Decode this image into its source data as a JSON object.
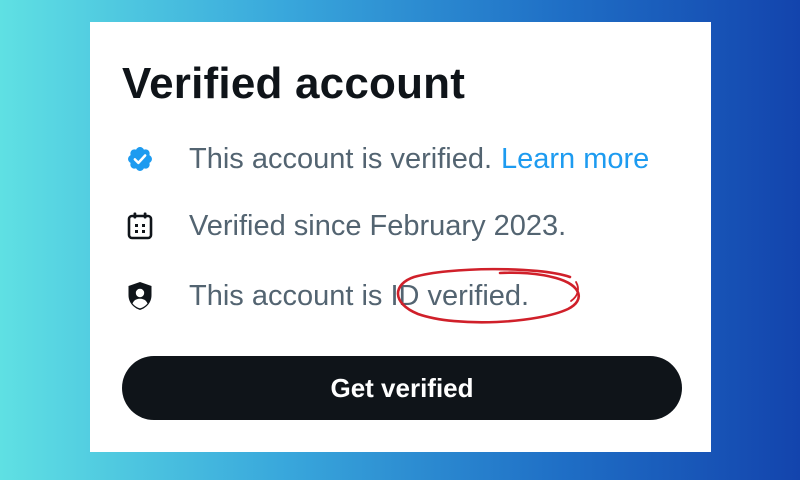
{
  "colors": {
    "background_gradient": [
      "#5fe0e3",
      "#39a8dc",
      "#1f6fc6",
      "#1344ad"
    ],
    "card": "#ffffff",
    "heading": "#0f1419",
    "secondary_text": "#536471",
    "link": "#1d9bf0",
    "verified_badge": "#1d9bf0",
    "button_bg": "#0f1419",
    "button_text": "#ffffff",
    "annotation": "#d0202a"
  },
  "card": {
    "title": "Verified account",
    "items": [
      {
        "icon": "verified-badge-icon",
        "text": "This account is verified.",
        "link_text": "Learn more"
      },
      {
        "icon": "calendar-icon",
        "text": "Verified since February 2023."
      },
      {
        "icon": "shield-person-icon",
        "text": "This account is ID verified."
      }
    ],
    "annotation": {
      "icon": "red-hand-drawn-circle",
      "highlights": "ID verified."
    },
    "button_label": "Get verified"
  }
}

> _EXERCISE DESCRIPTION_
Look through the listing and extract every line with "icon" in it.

> _WRITTEN ANSWER_
        "icon": "verified-badge-icon",
        "icon": "calendar-icon",
        "icon": "shield-person-icon",
      "icon": "red-hand-drawn-circle",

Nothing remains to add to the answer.